Making a show available, however, doesn’t mean people will simply watch it. On average, we flick through 40-50 show tiles before settling on ‘something new to watch’ when we browse Netflix. And while we’re split into taste communities and served entertainment based on what we will probably like, that isn’t always enough to push us over that ‘just try the first episode’ hurdle. That’s why some programmes have their names changed for different countries. Spanish hit Las Chicas del Cable became, literally, Cable Girls in the US and immediately saw a 22% increase in viewers in that country. The rise was only 19% in the UK however, but still a significant boost in audience. And that’s more people viewing Netflix for longer, renewing subscriptions, and bringing in friends and family for more shows.
Altering the name doesn’t always work, however. Friends from College - a US comedy - showed boosts in ratings when its title was changed for places like Spain and Italy but… it actually dropped 14% when translated into Dutch. So, in the Netherlands, it still appears as Friends from College in the main menu. Without disappearing into a world of stats here, the point is that not only does Netflix think about the shows you might like, it also thinks about how you might like to see them; how best to make you watch. It’s advanced A/B testing, but it’s something Netflix is capable of because its tech and algorithms are so modern. Other studios who rely heavily on posters, trailers, and traditional media simply can’t keep up. It’s actual smart TV, and other networks and platforms can’t compete with that scientific, stat-driven approach. What’s more, because we pay a flat fee for Netflix, it rarely feels intrusive and overly commercialised like Google Ads or Facebook Ads (which are based on our, often unrelated, browsing or social media history), so it’s a more ethically-friendly use of our personal data. Does Netflix use our data in other ways? I’d be shocked if it didn’t, but there’s so far been no public evidence of how this happens.

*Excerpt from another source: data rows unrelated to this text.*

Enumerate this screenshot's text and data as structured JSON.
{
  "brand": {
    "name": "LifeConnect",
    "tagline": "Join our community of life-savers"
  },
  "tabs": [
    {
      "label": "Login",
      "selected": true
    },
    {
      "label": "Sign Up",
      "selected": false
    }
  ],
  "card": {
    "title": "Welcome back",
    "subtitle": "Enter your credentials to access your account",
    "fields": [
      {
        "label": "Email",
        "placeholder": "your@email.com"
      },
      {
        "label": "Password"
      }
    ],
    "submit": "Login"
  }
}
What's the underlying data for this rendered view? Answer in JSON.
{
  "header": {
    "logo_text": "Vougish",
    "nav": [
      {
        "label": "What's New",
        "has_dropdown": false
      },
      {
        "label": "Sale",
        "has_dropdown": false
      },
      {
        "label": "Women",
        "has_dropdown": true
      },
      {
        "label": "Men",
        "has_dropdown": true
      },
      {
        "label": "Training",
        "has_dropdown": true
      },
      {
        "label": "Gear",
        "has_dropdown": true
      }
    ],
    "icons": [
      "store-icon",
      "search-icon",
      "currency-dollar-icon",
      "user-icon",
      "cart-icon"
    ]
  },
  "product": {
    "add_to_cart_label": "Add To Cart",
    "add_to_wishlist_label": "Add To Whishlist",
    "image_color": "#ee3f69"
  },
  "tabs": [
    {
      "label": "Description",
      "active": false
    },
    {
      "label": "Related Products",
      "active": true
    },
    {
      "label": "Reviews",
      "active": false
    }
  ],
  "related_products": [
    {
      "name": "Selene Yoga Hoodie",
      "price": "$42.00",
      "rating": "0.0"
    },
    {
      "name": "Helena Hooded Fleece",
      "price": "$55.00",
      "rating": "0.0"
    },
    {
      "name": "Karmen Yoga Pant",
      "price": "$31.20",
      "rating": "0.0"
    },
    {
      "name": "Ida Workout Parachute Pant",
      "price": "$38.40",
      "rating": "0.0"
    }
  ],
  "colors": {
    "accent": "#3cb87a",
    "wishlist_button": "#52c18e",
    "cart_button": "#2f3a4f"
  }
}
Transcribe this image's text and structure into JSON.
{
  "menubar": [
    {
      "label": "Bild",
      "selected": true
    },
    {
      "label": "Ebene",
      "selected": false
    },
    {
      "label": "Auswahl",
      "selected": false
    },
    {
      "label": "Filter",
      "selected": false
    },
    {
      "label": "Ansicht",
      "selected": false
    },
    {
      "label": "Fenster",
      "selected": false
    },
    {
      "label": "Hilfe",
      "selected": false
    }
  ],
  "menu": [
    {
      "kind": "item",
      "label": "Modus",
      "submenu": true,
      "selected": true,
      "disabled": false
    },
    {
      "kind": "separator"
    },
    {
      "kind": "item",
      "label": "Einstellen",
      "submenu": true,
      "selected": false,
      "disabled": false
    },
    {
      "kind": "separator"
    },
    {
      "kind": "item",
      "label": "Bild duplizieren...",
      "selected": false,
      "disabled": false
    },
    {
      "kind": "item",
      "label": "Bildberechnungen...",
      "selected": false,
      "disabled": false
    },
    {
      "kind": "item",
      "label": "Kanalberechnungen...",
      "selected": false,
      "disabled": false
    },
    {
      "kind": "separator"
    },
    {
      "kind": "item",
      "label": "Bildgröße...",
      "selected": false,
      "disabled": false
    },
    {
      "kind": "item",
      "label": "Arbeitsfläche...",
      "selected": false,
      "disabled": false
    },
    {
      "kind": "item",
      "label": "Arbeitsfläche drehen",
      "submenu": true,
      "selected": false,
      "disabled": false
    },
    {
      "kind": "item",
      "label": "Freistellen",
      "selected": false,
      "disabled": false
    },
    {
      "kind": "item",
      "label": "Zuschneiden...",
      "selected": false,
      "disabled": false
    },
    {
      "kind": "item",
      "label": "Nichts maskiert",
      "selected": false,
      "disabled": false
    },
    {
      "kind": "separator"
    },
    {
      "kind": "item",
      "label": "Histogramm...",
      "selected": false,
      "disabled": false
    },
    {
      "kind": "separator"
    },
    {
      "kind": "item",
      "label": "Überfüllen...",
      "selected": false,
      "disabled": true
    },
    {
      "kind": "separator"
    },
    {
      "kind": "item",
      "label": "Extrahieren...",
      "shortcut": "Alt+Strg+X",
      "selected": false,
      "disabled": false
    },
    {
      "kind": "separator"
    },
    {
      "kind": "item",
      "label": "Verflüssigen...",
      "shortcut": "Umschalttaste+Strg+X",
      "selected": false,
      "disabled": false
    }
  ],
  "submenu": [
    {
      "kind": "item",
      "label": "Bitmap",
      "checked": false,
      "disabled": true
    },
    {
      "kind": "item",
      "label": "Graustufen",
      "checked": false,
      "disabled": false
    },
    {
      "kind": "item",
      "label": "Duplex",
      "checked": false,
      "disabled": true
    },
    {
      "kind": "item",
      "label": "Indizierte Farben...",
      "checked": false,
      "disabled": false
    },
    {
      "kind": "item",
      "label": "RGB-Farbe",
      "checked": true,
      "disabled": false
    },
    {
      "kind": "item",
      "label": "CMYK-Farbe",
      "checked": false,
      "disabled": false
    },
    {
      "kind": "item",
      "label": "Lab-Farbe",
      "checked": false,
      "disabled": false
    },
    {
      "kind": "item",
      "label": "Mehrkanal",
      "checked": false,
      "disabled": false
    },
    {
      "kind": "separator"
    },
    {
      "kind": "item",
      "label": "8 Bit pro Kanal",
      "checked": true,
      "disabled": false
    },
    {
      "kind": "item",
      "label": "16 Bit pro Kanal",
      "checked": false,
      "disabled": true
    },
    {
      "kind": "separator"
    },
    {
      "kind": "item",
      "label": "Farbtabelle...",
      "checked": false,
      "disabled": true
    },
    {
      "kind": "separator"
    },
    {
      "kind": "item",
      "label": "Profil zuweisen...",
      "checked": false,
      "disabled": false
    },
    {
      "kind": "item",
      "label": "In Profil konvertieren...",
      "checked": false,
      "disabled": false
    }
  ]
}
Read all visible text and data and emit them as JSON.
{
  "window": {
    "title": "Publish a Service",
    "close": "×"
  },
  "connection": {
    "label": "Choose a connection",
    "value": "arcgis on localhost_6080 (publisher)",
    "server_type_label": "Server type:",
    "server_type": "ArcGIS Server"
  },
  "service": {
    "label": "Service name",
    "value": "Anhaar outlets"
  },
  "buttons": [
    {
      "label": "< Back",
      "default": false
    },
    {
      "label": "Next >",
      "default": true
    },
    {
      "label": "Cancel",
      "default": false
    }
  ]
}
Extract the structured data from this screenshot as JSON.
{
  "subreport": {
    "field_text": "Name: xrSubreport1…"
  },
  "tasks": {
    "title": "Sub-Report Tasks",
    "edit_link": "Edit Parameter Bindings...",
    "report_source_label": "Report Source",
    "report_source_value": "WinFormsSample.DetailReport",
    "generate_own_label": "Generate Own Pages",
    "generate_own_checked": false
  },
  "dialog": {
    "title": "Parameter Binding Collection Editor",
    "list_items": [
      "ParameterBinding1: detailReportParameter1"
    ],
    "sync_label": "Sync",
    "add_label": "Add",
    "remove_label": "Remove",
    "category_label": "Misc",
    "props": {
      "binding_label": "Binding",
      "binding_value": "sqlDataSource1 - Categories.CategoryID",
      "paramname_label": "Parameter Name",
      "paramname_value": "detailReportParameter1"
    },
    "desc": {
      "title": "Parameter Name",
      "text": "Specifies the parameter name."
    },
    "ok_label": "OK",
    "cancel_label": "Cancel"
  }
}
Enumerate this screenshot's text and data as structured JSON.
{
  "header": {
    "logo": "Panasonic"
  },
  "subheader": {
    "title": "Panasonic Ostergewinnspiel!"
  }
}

This personalisation and catering to taste even extends to the images used in the thumbnails. As a bit of fun Yellin brought Black Mirror creator Charlie Brooker and showrunner Annabel Jones in on a video call, and asked them to select the thumbnail they thought would be most popular for a show like Black Mirror. Obviously, they were wide of the mark, but Yellin demonstrated how Netflix discovered that most people who watch Black Mirror knew what the show was about, so a simple, bold logo on broken mirror background was by far the most effective choice. He also said that an image featuring a scene from one of the episodes was trialled for bringing new viewers to Black Mirror, so was served into certain taste communities to expand the show’s audience. Again, it makes sense when you think about it, but no other entertainment service is laser-targeting audience in quite the same way and… well, that’s how you reach 125 million subscribers and piss off the organisers of Cannes.
There are still massive question marks around some of Netflix’s strategies. Are they a quality player in movies? Do they spend too much commissioning second-rate TV shows? Is this level of spending and expansion sustainable, and will the bubble burst eventually? While we’ve seen it happen countless times before, there’s no doubt that Netflix is smart enough and agile enough to be a mainstay of our entertainment lives for years to come. And right now, it’s only getting bigger and better - which can only be a good thing for us.